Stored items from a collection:
-------------------------

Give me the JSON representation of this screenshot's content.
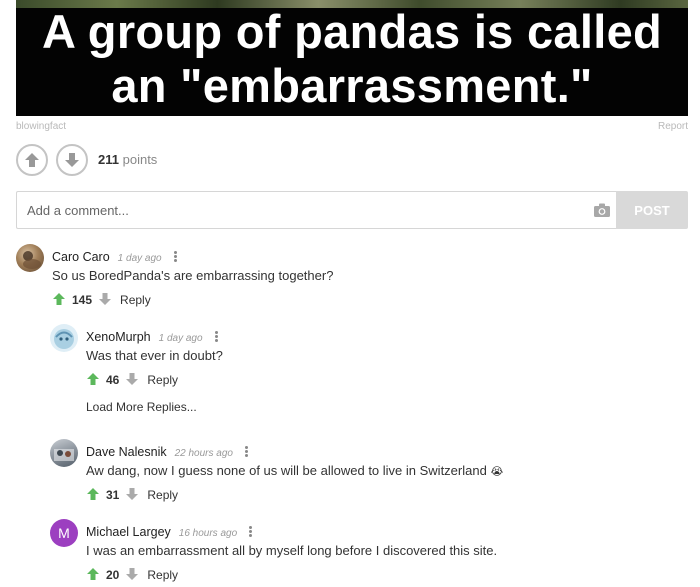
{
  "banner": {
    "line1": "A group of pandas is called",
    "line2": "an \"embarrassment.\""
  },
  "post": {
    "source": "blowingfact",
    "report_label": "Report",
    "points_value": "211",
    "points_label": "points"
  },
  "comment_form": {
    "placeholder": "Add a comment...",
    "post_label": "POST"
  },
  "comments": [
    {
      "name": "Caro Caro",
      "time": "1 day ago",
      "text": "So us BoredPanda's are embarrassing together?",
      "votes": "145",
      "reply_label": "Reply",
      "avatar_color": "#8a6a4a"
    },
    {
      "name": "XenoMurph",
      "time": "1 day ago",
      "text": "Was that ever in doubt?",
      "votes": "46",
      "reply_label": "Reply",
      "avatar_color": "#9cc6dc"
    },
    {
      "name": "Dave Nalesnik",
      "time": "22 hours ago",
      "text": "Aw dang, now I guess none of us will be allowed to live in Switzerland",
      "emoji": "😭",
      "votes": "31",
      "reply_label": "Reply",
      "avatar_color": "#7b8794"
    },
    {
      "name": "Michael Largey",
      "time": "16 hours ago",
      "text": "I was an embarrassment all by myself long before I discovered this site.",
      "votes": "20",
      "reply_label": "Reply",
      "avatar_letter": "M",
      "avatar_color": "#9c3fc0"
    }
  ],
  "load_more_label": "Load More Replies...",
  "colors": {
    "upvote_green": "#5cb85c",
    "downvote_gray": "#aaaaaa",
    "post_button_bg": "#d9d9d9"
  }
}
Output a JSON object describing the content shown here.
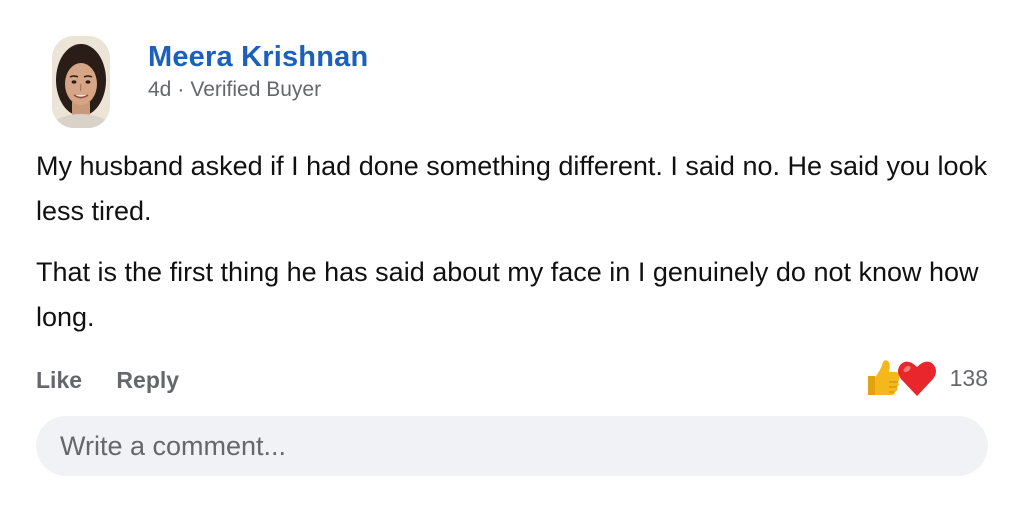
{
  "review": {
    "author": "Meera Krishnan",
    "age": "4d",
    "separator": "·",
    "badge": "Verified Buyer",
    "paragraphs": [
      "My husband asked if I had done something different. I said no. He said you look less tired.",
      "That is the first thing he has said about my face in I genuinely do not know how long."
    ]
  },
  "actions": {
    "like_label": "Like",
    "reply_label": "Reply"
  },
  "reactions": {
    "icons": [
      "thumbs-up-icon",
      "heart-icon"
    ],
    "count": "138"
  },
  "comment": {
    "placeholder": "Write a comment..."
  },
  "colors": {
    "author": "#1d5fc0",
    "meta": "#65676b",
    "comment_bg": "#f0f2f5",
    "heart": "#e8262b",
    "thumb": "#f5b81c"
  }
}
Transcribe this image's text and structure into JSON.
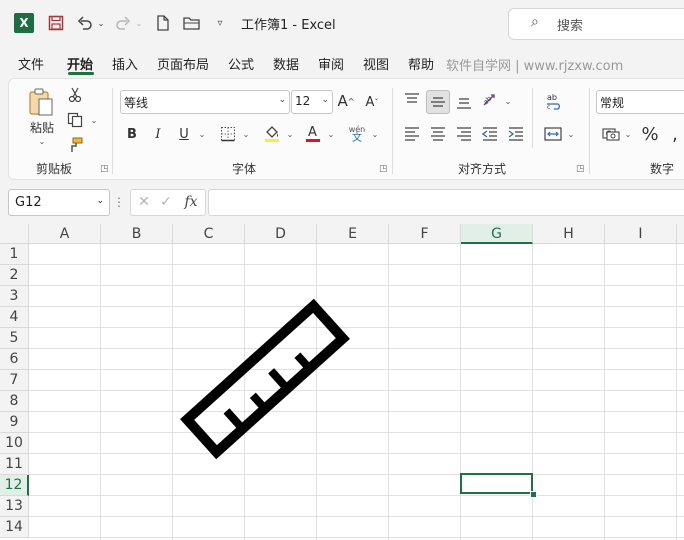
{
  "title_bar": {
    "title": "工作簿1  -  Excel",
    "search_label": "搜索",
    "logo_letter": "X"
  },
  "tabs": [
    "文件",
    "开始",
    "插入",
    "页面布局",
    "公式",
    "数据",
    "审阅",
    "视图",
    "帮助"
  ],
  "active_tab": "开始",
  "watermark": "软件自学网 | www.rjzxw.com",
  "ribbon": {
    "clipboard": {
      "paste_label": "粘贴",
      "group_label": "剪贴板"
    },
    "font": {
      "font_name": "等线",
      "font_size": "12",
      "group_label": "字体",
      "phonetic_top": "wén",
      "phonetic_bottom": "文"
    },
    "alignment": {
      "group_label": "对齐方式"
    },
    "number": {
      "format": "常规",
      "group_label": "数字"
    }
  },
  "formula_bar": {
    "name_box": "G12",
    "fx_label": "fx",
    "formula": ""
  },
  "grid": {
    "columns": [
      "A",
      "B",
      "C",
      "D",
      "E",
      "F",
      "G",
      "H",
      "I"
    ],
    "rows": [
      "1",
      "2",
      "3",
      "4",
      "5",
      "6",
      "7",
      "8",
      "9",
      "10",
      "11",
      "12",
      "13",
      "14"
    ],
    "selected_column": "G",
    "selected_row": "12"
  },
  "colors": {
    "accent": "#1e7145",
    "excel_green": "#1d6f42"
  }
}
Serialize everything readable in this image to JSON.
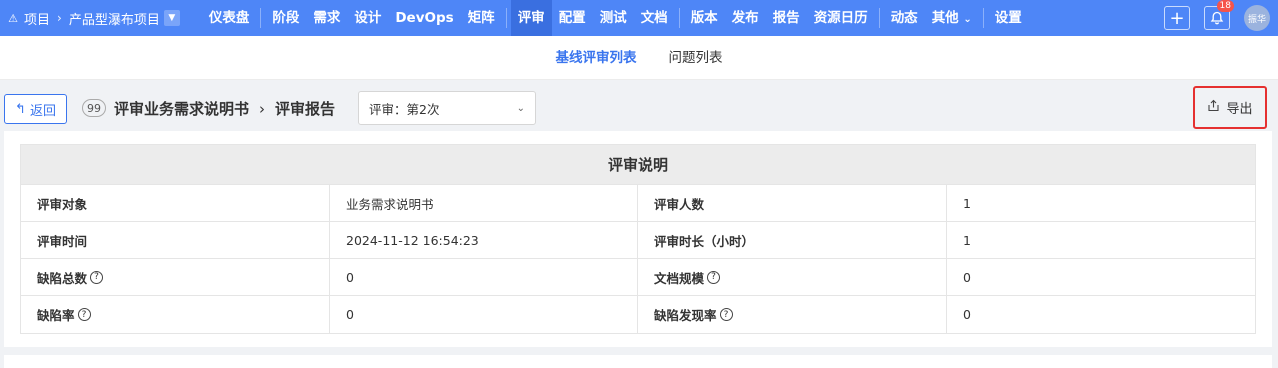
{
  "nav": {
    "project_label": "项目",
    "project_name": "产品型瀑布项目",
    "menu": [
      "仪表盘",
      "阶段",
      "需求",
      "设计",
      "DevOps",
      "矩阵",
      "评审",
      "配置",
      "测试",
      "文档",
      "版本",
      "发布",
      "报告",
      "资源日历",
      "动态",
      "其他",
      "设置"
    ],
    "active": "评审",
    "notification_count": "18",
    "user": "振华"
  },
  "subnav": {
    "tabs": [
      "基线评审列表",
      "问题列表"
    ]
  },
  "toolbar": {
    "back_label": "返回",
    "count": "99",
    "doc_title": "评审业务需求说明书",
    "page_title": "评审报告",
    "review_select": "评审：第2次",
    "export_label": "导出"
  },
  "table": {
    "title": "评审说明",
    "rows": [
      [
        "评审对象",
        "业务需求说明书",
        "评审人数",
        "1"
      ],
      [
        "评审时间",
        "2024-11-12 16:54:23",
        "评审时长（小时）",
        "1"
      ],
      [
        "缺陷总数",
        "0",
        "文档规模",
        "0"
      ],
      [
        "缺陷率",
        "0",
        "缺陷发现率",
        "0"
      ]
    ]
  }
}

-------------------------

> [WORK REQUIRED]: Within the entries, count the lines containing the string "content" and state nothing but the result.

> [OUTPUT OF THE EXERCISE]: 2